Women praying during a Selichot service at the Western Wall in Jerusalem.
Women praying during a Selichot service at the Western Wall in Jerusalem. Photo by Michal Fattal
Text size

Prime Minister Benjamin Netanyahu has instructed the Jewish Agency to find a solution for non-Orthodox Jewish female groups wishing to pray at one of Judaism's holiest sites.

An official said Tuesday Prime Minister Benjamin Netanyahu asked Natan Sharansky, chairman of the Jewish Agency, to look into the matter. The official spoke anonymously according to government regulations.

Last week Israeli police detained women from a liberal Jewish group who approached the Western Wall in Jerusalem carrying prayer shawls. Orthodox Jews insist those are for men only. The women seek to worship at the site without such restrictions.

Jewish Agency spokesman Benjamin Rutland said Netanyahu told Sharansky that the Western Wall "must remain a source of Jewish unity rather than division."

The women arrested on Friday arrived with Women of the Wall, a group of Jewish women who fight for the right to wear tallitot (shawls ), pray and read from the Torah out loud at the Western Wall.

"How ironic that, as Jews around the world celebrate the victory of spirit over forced assimilation, Jews who want to pray have their rights denied by an ultra-Orthodox hegemony," the Progressive Judaism organization - an international umbrella of the Reform, Liberal, Progressive and Reconstructionist Jewish movements - said in a statement. "We call upon the state to heed its own Supreme Court and find a resolution. Until that happens, Israel still fails to live up to the ideals upon which it was founded, as a haven for Jews everywhere."

The first woman detained on Friday included Women of the Wall board member Rachel Cohen Yeshurun, who refused to remove her prayer shawl as she entered the Western Wall Plaza. According to other members, she was detained and interrogated even before she approached the holy site, accused of disturbing the public order and of obstructing a police procedure.
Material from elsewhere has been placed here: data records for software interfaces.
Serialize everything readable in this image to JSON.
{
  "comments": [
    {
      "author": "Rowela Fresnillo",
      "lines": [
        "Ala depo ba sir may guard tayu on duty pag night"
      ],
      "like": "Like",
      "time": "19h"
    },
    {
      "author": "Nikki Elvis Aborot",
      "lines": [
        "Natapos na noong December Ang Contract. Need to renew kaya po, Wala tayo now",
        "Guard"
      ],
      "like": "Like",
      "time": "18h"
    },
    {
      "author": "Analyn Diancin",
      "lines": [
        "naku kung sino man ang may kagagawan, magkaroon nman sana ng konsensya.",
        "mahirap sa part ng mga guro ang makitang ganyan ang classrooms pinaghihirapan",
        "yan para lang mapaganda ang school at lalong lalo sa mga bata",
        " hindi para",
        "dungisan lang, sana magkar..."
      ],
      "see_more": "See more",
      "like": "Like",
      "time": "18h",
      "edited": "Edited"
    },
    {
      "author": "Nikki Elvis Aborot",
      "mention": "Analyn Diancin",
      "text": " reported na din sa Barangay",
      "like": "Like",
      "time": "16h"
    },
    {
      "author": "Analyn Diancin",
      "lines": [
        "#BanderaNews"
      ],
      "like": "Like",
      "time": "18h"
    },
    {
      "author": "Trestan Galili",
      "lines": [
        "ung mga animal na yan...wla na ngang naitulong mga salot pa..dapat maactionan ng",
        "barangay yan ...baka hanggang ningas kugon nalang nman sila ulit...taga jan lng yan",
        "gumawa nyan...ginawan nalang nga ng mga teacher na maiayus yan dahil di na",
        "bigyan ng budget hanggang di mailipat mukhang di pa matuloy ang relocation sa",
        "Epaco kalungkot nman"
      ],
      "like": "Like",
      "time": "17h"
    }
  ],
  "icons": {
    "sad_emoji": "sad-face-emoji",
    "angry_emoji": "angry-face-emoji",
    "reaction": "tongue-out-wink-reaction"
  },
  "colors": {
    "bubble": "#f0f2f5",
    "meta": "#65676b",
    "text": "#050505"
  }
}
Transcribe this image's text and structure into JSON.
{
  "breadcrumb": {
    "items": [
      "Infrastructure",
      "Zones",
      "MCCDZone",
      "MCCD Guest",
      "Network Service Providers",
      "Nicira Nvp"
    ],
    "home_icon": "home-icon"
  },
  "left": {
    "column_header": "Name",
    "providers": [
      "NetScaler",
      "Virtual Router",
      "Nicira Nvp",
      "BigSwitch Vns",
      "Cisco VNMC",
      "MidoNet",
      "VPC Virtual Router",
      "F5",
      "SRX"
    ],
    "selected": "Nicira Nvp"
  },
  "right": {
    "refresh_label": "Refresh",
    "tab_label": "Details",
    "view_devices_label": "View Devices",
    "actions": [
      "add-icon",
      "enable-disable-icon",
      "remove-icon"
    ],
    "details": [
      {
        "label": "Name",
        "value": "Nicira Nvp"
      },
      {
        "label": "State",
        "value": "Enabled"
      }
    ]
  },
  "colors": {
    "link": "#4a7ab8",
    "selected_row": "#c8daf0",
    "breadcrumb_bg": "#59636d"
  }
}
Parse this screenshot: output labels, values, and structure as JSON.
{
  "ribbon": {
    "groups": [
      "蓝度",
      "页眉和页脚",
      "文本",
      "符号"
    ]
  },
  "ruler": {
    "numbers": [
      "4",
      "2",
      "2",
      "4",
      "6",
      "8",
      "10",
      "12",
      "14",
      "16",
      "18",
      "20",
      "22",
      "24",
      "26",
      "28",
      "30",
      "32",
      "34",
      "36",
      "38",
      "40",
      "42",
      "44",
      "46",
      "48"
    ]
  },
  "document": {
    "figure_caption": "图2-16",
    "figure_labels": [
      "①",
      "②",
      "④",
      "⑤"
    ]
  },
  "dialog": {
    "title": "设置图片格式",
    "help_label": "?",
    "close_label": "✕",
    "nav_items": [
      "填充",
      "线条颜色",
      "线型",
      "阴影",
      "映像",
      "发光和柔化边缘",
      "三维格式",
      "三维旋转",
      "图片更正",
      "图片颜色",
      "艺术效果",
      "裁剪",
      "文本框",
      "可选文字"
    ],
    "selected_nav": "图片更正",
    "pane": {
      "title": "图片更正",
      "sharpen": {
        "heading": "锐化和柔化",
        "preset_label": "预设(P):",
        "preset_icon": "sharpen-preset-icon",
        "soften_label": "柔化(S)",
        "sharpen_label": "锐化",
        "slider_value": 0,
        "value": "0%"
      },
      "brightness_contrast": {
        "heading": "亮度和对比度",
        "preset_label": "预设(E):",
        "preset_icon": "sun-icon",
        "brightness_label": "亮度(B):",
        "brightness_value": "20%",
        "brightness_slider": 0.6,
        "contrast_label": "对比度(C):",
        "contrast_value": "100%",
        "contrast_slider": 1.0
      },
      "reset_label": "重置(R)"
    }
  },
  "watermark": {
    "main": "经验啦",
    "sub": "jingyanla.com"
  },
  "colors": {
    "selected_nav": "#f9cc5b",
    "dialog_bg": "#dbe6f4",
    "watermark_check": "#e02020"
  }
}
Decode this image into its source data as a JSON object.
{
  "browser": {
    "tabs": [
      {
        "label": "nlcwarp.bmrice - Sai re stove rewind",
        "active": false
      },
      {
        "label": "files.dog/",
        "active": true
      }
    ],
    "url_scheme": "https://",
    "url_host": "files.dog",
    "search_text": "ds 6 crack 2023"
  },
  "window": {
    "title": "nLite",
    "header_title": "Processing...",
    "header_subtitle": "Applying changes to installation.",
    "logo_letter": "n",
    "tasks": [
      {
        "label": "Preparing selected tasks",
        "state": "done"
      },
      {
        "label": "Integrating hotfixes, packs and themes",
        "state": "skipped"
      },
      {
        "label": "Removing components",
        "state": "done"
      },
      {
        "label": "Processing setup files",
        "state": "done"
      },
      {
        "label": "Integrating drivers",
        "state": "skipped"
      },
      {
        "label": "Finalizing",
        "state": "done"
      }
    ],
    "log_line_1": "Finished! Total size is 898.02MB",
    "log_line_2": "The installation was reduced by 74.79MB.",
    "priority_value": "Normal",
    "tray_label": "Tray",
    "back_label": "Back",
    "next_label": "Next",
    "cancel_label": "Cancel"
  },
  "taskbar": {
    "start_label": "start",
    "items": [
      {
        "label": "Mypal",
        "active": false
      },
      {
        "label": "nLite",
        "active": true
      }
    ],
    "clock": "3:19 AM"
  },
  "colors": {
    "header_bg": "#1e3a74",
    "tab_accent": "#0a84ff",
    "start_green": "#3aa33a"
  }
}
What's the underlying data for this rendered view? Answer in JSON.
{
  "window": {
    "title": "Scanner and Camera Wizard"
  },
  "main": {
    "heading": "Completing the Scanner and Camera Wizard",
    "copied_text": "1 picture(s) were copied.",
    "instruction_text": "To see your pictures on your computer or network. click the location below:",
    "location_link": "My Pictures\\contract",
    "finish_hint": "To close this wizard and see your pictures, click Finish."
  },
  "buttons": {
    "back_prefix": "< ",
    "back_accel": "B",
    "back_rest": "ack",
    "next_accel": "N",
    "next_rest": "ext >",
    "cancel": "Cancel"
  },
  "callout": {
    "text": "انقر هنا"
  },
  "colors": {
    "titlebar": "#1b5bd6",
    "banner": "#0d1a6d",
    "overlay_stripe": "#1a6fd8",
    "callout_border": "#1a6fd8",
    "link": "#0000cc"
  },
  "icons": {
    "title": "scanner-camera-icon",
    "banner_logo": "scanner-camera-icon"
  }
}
The other three women - Rabbi Elyse Frishman of Barnert Temple in Franklin Lakes, New Jersey, and two 18-year-old women from the U.K. who are participating in an RSY-Netzer gap-year program - were held and interrogated. According to a statement by Women of the Wall, all four refused to sign an admission of disturbing the public peace and were released after three hours.